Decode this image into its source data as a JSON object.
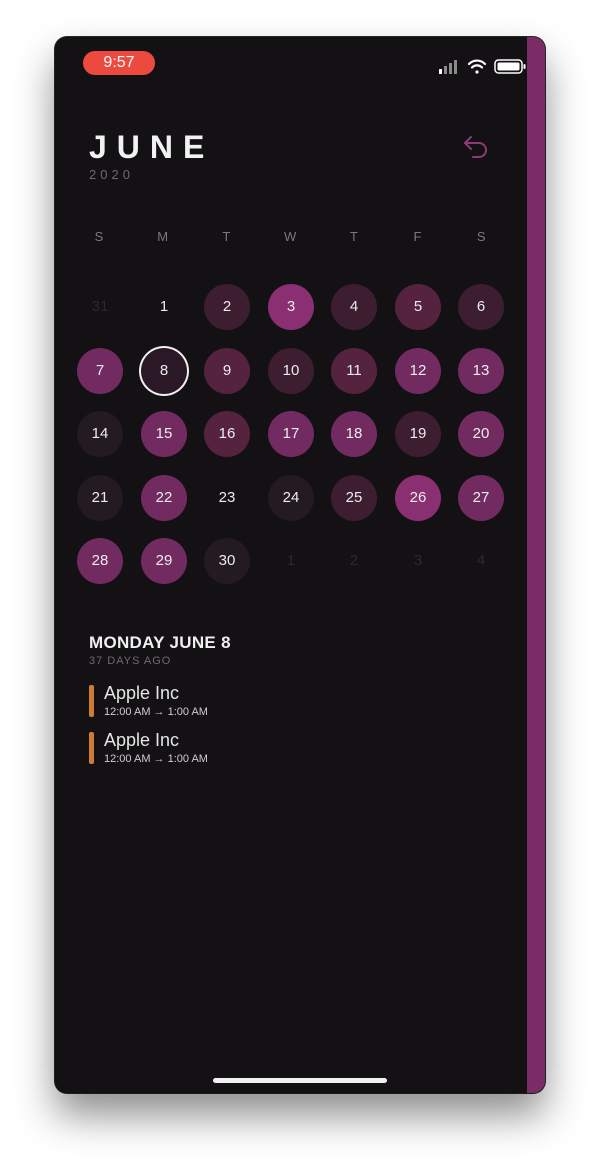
{
  "status_bar": {
    "time": "9:57",
    "icons": [
      "signal-icon",
      "wifi-icon",
      "battery-icon"
    ]
  },
  "header": {
    "month": "JUNE",
    "year": "2020",
    "undo_icon": "undo-arrow-icon"
  },
  "weekdays": [
    "S",
    "M",
    "T",
    "W",
    "T",
    "F",
    "S"
  ],
  "calendar": {
    "weeks": [
      [
        {
          "label": "31",
          "state": "outside"
        },
        {
          "label": "1",
          "state": "empty"
        },
        {
          "label": "2",
          "state": "faint"
        },
        {
          "label": "3",
          "state": "bright"
        },
        {
          "label": "4",
          "state": "faint"
        },
        {
          "label": "5",
          "state": "dim"
        },
        {
          "label": "6",
          "state": "faint"
        }
      ],
      [
        {
          "label": "7",
          "state": "medium"
        },
        {
          "label": "8",
          "state": "selected"
        },
        {
          "label": "9",
          "state": "dim"
        },
        {
          "label": "10",
          "state": "faint"
        },
        {
          "label": "11",
          "state": "dim"
        },
        {
          "label": "12",
          "state": "medium"
        },
        {
          "label": "13",
          "state": "medium"
        }
      ],
      [
        {
          "label": "14",
          "state": "darkest"
        },
        {
          "label": "15",
          "state": "medium"
        },
        {
          "label": "16",
          "state": "dim"
        },
        {
          "label": "17",
          "state": "medium"
        },
        {
          "label": "18",
          "state": "medium"
        },
        {
          "label": "19",
          "state": "faint"
        },
        {
          "label": "20",
          "state": "medium"
        }
      ],
      [
        {
          "label": "21",
          "state": "darkest"
        },
        {
          "label": "22",
          "state": "medium"
        },
        {
          "label": "23",
          "state": "empty"
        },
        {
          "label": "24",
          "state": "darkest"
        },
        {
          "label": "25",
          "state": "faint"
        },
        {
          "label": "26",
          "state": "bright"
        },
        {
          "label": "27",
          "state": "medium"
        }
      ],
      [
        {
          "label": "28",
          "state": "medium"
        },
        {
          "label": "29",
          "state": "medium"
        },
        {
          "label": "30",
          "state": "darkest"
        },
        {
          "label": "1",
          "state": "outside"
        },
        {
          "label": "2",
          "state": "outside"
        },
        {
          "label": "3",
          "state": "outside"
        },
        {
          "label": "4",
          "state": "outside"
        }
      ]
    ]
  },
  "colors": {
    "bright": "#8a2f71",
    "medium": "#722b60",
    "dim": "#55233f",
    "faint": "#3d1e30",
    "darkest": "#241a21",
    "selected": "#2a1826",
    "accent": "#7a2c66",
    "event_bar": "#d07b35",
    "time_pill": "#ec4a3f"
  },
  "selected_day": {
    "title": "MONDAY JUNE 8",
    "subtitle": "37 DAYS AGO",
    "events": [
      {
        "title": "Apple Inc",
        "time": "12:00 AM → 1:00 AM"
      },
      {
        "title": "Apple Inc",
        "time": "12:00 AM → 1:00 AM"
      }
    ]
  }
}
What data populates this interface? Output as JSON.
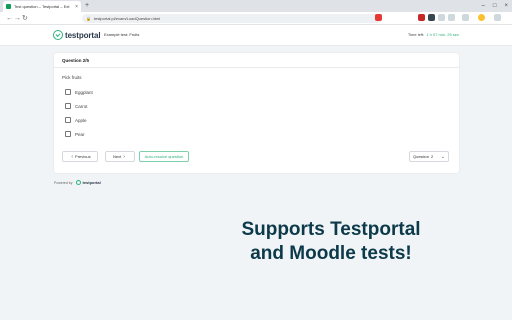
{
  "browser": {
    "tab_title": "Test question – Testportal – Ext",
    "tab_close": "×",
    "new_tab": "+",
    "window_buttons": [
      "–",
      "□",
      "×"
    ],
    "nav_icons": [
      "←",
      "→",
      "↻"
    ],
    "url": "testportal.pl/exam/LoadQuestion.html"
  },
  "header": {
    "logo_text": "testportal",
    "test_name": "Example test: Fruits",
    "time_label": "Time left:",
    "time_value": "1 h 07 min. 25 sec"
  },
  "question": {
    "title": "Question 2/5",
    "prompt": "Pick fruits",
    "options": [
      "Eggplant",
      "Carrot",
      "Apple",
      "Pear"
    ],
    "previous_label": "Previous",
    "next_label": "Next",
    "auto_label": "Auto-resolve question",
    "selector_label": "Question",
    "selector_value": "2"
  },
  "footer": {
    "powered_label": "Powered by",
    "powered_name": "testportal"
  },
  "promo": {
    "line1": "Supports Testportal",
    "line2": "and Moodle tests!"
  },
  "colors": {
    "accent": "#2ab27b",
    "promo_text": "#0c3a4b",
    "background": "#f1f4f6"
  }
}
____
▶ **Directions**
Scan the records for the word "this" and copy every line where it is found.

▶ **Reply**
Decode this image into its source data as a JSON object.
What data populates this interface? Output as JSON.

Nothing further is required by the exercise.